Records supplied:
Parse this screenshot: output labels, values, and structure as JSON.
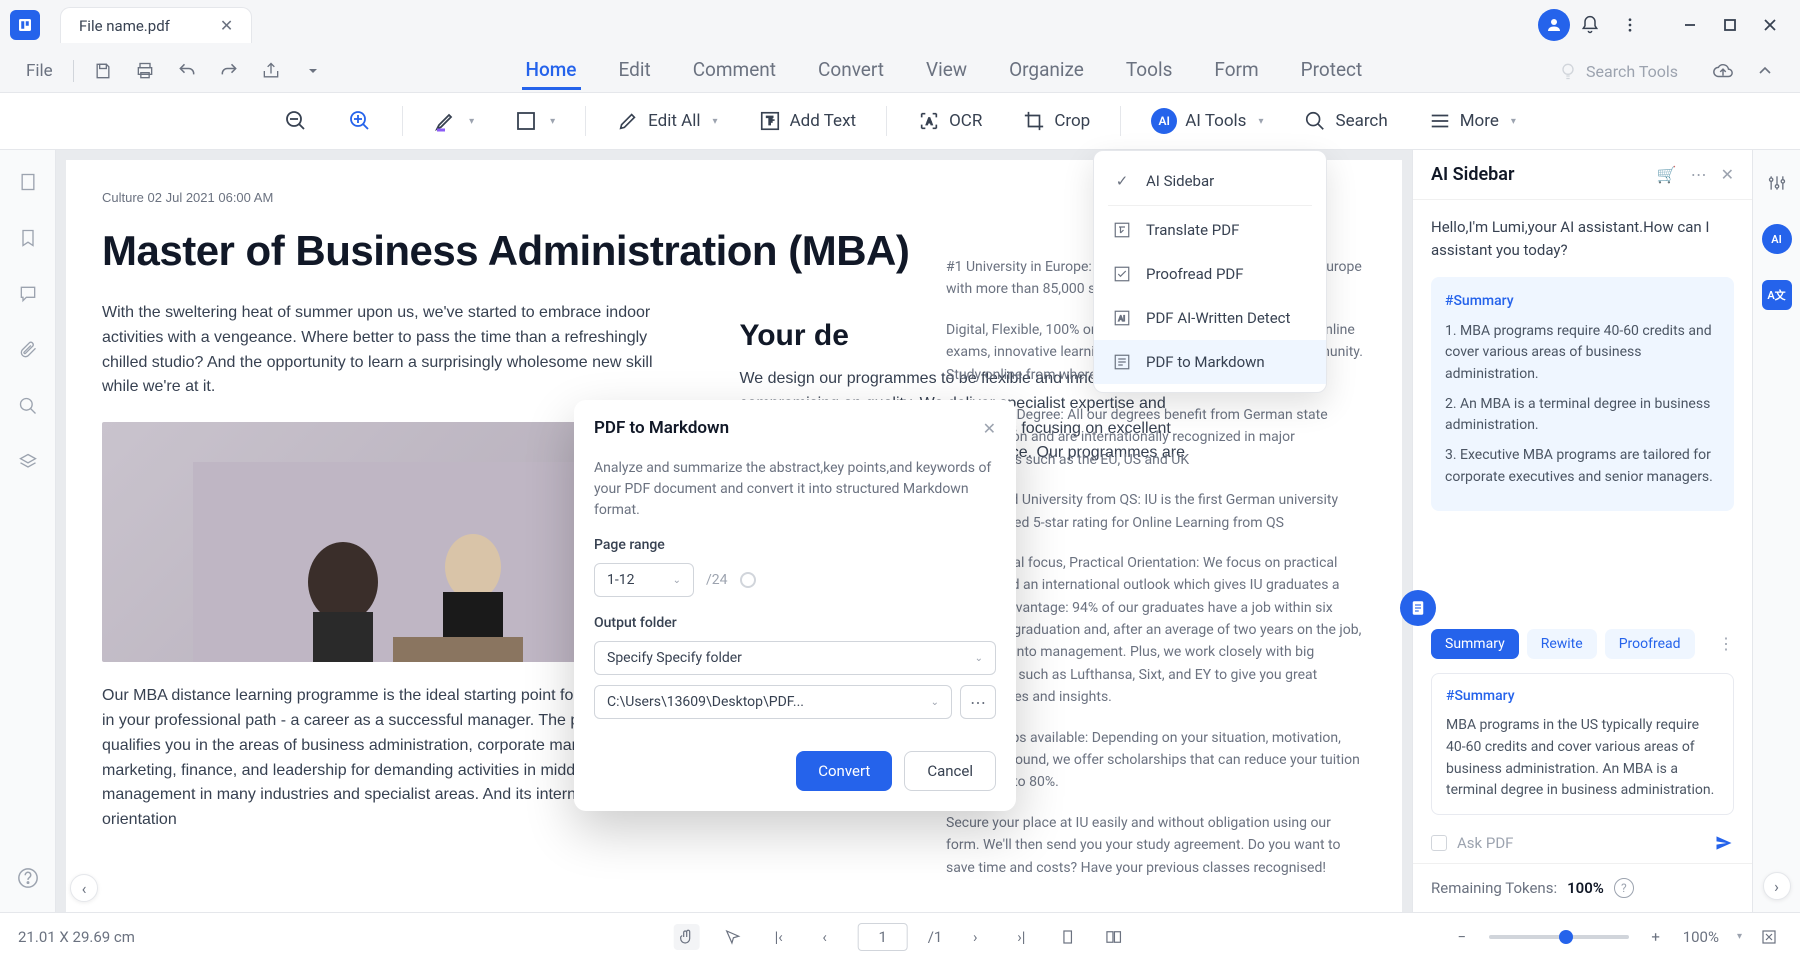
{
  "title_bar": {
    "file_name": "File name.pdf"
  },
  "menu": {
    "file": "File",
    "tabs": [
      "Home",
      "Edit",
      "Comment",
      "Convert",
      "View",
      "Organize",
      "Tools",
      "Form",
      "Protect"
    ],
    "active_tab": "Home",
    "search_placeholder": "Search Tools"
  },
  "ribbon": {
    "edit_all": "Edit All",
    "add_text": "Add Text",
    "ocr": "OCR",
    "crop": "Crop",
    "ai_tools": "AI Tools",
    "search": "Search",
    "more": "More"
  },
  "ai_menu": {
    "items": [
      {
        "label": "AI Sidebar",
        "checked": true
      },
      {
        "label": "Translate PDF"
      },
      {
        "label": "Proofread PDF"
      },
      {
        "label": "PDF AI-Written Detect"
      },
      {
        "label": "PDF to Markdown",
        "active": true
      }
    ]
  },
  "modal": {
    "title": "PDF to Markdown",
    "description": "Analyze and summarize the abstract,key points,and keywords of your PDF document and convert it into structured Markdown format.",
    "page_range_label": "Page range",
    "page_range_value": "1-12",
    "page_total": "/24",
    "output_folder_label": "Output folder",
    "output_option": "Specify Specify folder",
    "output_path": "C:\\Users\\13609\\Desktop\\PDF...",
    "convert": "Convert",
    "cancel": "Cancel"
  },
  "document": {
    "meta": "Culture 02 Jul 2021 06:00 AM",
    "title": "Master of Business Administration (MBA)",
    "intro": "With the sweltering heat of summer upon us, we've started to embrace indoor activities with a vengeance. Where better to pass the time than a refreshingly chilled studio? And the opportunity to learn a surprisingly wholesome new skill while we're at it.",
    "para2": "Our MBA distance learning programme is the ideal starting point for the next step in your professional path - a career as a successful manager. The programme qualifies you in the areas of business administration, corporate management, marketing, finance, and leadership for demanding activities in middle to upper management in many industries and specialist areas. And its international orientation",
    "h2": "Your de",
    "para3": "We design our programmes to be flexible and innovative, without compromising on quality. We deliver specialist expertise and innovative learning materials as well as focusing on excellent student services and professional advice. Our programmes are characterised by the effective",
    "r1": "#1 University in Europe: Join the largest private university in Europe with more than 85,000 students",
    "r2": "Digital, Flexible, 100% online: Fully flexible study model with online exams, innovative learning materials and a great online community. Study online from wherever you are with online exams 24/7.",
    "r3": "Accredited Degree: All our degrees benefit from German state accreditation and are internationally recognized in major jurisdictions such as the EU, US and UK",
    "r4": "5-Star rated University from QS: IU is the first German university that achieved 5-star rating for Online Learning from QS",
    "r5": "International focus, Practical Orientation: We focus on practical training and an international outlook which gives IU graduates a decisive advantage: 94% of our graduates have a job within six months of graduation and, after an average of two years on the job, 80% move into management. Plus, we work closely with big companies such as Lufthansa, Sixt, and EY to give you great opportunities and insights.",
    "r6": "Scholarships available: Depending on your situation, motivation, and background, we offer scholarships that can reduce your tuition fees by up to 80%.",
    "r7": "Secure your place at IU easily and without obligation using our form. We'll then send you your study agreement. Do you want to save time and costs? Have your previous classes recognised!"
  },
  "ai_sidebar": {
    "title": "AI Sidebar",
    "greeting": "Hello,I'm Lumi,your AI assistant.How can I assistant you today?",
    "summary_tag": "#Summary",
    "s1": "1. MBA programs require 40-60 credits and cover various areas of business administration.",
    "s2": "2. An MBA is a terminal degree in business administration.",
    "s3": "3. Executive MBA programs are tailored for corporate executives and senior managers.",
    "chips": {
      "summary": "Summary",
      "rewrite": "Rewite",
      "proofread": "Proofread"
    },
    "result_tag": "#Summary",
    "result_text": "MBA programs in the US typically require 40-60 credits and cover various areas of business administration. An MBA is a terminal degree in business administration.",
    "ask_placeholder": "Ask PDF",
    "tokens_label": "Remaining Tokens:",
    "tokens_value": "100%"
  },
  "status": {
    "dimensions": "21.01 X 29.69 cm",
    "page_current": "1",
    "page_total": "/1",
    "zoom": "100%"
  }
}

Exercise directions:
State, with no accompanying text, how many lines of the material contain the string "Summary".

Task result:
3